*Task requirements*.
Write out each record below exactly, but not the pictures.

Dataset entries
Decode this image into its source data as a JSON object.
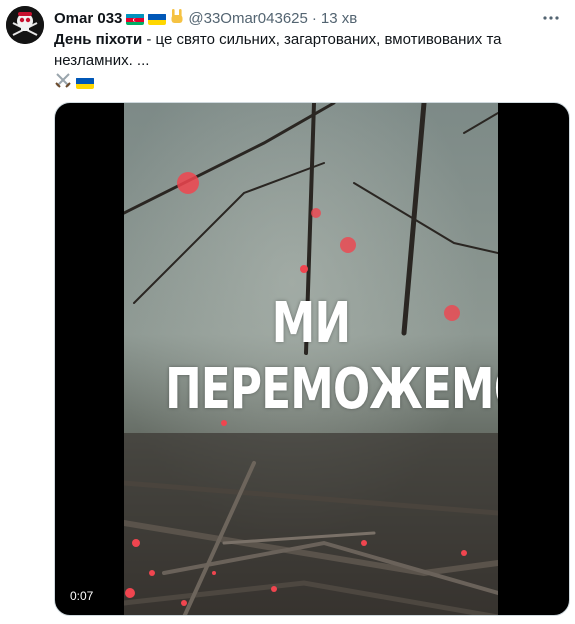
{
  "tweet": {
    "display_name": "Omar 033",
    "handle": "@33Omar043625",
    "separator": "·",
    "time": "13 хв",
    "text_bold": "День піхоти",
    "text_rest": " - це свято сильних, загартованих, вмотивованих та незламних. ...",
    "more_label": "⋯"
  },
  "media": {
    "overlay_line1": "МИ",
    "overlay_line2": "ПЕРЕМОЖЕМО",
    "duration": "0:07"
  },
  "icons": {
    "avatar": "pirate-skull-icon",
    "flag_az": "azerbaijan-flag-icon",
    "flag_ua": "ukraine-flag-icon",
    "rock_hand": "rock-hand-icon",
    "swords": "crossed-swords-icon",
    "more": "more-icon"
  },
  "colors": {
    "text": "#0f1419",
    "secondary": "#536471",
    "ua_blue": "#0057b7",
    "ua_yellow": "#ffd700",
    "az_blue": "#0092bc",
    "az_red": "#e4002b",
    "az_green": "#00af66"
  }
}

*Finished exercise*.
Decode this image into its source data as a JSON object.
{
  "tweet": {
    "display_name": "Omar 033",
    "handle": "@33Omar043625",
    "separator": "·",
    "time": "13 хв",
    "text_bold": "День піхоти",
    "text_rest": " - це свято сильних, загартованих, вмотивованих та незламних. ...",
    "more_label": "⋯"
  },
  "media": {
    "overlay_line1": "МИ",
    "overlay_line2": "ПЕРЕМОЖЕМО",
    "duration": "0:07"
  },
  "icons": {
    "avatar": "pirate-skull-icon",
    "flag_az": "azerbaijan-flag-icon",
    "flag_ua": "ukraine-flag-icon",
    "rock_hand": "rock-hand-icon",
    "swords": "crossed-swords-icon",
    "more": "more-icon"
  },
  "colors": {
    "text": "#0f1419",
    "secondary": "#536471",
    "ua_blue": "#0057b7",
    "ua_yellow": "#ffd700",
    "az_blue": "#0092bc",
    "az_red": "#e4002b",
    "az_green": "#00af66"
  }
}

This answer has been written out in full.